Crowds at English Bay were blasted with a large beam of light from an RCMP Air-1 helicopter on Friday, May 14. THE CANADIAN PRESS/Marc Grandmaison
Police enlist RCMP helicopter to disperse thousands crowded on Vancouver beach

On Friday night, police were witness to ‘several thousand people staying well into the evening’

Sinikka Gay Elliott was reported missing on Salt Spring Island on Wednesday, May 12. (Courtesty Salt Spring RCMP)
Body of UBC professor found on Salt Spring Island, no foul play suspected

Sinikka Elliott taught sociology at the university

The first Black judge named to the BC Supreme Court, Selwyn Romilly, was handcuffed at 9:15 a.m. May 14 while walking along the seawall. (YouTube/Screen grab)
Police apologize after wrongly arresting B.C.’s first Black Supreme Court Justice

At 81 years old, the retired judge was handcuffed in public while out for a walk Friday morning

Queen Elizabeth II and Clive Holland, deputy commonwealth president of the Royal Life Saving Society, top left, virtually present Dr. Steve Beerman, top right, with the King Edward VII Cup for his drowning-prevention work. Tanner Gorille and Sarah Downs were honoured with Russell Medals for their life-saving resuscitation. (Buckingham Palace photo)
Queen presents Vancouver Island doctor with award for global drowning prevention

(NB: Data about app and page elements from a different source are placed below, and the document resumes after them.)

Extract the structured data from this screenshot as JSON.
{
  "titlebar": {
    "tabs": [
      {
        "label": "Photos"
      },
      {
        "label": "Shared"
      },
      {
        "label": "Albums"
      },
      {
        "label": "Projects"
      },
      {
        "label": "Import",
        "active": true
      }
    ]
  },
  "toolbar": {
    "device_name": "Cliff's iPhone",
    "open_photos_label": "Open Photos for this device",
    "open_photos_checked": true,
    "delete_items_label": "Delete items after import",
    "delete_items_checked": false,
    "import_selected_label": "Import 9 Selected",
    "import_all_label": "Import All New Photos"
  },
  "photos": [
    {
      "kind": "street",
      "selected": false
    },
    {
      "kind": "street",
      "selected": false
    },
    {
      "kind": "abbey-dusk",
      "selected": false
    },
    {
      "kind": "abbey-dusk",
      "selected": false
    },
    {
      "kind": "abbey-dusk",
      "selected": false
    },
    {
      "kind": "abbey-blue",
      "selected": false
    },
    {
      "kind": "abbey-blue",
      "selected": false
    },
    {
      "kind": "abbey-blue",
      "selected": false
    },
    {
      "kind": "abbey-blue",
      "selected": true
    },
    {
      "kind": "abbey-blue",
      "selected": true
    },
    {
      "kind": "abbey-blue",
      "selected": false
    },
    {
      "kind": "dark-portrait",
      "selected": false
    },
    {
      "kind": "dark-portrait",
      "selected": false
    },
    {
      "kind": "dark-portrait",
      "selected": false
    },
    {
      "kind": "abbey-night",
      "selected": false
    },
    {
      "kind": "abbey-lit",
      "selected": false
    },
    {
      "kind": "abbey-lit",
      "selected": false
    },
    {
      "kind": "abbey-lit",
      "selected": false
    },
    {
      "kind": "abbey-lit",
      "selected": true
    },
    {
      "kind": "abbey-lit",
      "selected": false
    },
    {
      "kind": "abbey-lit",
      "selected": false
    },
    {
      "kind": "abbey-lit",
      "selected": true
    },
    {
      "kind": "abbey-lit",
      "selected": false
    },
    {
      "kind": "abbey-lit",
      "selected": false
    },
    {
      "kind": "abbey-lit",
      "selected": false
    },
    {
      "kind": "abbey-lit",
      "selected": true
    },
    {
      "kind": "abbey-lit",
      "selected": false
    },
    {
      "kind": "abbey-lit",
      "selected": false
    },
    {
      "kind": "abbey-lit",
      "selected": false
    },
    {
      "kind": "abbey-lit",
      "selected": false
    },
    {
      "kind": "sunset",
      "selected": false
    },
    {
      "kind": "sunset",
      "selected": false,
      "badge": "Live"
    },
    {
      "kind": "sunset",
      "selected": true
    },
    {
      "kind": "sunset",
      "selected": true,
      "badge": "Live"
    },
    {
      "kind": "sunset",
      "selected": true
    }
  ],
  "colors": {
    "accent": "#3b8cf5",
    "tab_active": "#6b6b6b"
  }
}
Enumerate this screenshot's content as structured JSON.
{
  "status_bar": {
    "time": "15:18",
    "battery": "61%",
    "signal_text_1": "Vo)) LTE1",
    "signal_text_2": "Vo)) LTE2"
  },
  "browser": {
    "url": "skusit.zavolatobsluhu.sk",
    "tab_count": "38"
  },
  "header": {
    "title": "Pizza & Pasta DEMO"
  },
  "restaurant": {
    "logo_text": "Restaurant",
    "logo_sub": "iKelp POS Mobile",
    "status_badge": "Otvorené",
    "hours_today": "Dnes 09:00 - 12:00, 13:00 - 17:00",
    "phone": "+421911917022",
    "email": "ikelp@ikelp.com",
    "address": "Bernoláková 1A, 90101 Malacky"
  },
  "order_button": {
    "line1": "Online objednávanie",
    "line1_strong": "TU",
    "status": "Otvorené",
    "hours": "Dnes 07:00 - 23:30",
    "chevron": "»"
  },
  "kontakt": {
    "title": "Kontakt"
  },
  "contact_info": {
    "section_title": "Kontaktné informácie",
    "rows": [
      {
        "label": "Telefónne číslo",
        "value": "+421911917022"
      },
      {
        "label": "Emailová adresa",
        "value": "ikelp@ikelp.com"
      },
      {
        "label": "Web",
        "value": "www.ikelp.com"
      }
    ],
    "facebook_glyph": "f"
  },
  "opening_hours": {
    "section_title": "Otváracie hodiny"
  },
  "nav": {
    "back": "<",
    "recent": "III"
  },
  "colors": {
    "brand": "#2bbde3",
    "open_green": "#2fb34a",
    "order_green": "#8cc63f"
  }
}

Dr. Steve Beerman receives Royal Life Saving Society’s King Edward VII Cup at virtual ceremony

Most Read